Javier Valls Taberner, CEO
With around $160 billion in assets, Svenska Handelsbanken is the largest banking operation in Sweden, where it has a 30% market share in domestic mortgage lending. The management team is known for a persistent focus on profitability.With sliding revenues the bank was able to report solid earnings in 2002 and Q1 2003. Now the bank’s greatest concern is the effort to return its life insurance and pensions subsidiary SPP to profitability. The purchase of Bergensbanken has boosted the bank’s Norwegian presence, and there are smaller operations in China, Hong Kong, the United States and other parts of Europe.
Lars O.Gronstedt,president and CEO

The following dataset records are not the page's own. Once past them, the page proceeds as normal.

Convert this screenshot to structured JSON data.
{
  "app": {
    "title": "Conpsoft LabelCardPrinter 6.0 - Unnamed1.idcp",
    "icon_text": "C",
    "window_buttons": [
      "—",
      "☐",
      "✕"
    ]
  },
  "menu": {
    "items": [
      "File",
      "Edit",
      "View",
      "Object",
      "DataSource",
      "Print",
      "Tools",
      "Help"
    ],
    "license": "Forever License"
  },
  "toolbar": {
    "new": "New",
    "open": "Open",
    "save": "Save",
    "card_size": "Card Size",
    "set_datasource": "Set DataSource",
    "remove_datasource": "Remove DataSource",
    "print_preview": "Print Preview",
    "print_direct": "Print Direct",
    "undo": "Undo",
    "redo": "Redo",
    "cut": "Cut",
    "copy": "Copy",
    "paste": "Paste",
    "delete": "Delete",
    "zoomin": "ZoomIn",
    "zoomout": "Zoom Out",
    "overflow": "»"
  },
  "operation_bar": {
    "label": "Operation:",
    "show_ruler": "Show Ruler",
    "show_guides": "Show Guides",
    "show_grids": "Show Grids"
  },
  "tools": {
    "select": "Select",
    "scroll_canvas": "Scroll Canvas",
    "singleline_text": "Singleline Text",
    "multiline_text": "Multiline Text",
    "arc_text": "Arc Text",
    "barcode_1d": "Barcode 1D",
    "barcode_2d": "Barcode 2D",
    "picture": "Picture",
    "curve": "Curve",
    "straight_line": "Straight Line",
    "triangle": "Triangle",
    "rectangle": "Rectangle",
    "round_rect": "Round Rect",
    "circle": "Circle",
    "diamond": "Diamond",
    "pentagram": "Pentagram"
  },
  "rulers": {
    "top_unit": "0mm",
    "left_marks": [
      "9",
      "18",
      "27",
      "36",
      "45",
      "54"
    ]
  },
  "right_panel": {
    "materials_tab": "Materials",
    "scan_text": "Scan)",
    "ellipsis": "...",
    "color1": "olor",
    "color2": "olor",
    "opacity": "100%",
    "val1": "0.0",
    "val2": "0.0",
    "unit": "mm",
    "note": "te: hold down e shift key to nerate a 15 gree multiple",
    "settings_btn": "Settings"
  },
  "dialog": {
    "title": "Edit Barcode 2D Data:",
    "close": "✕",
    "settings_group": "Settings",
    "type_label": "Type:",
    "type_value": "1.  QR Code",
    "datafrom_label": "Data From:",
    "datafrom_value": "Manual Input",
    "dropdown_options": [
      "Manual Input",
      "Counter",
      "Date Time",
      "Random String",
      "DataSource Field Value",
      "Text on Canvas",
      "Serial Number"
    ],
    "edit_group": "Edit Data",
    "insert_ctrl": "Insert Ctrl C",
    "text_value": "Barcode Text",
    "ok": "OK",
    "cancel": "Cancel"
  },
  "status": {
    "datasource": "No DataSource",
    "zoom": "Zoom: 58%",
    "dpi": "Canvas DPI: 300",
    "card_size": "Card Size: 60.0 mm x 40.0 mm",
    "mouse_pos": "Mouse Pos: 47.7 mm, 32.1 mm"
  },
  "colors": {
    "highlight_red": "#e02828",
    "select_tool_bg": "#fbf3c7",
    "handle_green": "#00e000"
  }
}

UBS’s offshore private banking business is very profitable, and its acquisition of PaineWebber helped carve out its presence in asset management. Recently the bank has shifted focus to new onshore markets in Germany, France, Italy, Spain and the UK. In the first quarter of 2003 UBS saw record inflows of $2.16 billion, while in the second quarter pre-tax profit rose 23% over Q1, to $472 million. Analysts praise UBS for its concentration on the continent it knows best and for its market-specific approach to wealth management.
Peter Wuffli, president
Recent shocks to the Turkish economy may hit hardest in a banking sector whose recovery from the crisis of the late 1990s is still under way. But of all the major Turkish banks, Akbank looks best placed to deal with turbulence. Though only the second-largest bank by asset size, it is the best-capitalized institution in the sector and by far the most profitable.
Zafer Kurtul, president and CEO
Privatbank is the frontrunner in a former CIS country only slowly emerging from the shadow of its Russian neighbor. The bank has expanded aggressively. It has introduced a variety of credit schemes for goods from houses to cars. They complement a strong retail presence underpinned by investment in core technology such as payment card systems. The bank also has a strong roster of corporate clients—a big plus now the Ukrainian economy is rolling again.
Alexander Doubilet, chairman
ROYAL BANK OF SCOTLAND
First Royal Bank of Scotland staged the biggest UK banking takeover ever with its $36 billion purchase of National Westminster Bank; then it showed a profit gain for three years running, with a 31% rise in the first half of 2003. Market value has more than doubled since March 2000, surpassing competitors with more assets and making it Europe’s second-largest bank by market capitalization. The next step is expansion in the US. Its shrewd geographical and product diversification will be a good hedge once UK consumer borrowing begins to decline from its present record high.
Fred A. Goodwin, CEO
NATIONAL BANK OF UZBEKISTAN
Founded in 1991 by the country’s current president Islam Karimov and state-owned, the National Bank of Uzbekistan still bears the stamp of the command economy. NBU acts as the government’s agent in international financial markets and an export-import bank, as well as a full-service commercial bank. NBU owns around half of the country’s banking assets. But with eventual privatization on the horizon, NBU managers have moved to overhaul the bank’s range of products and services, offering such novelties as Internet banking.
Zainiddin Mirkhodjaev, chairman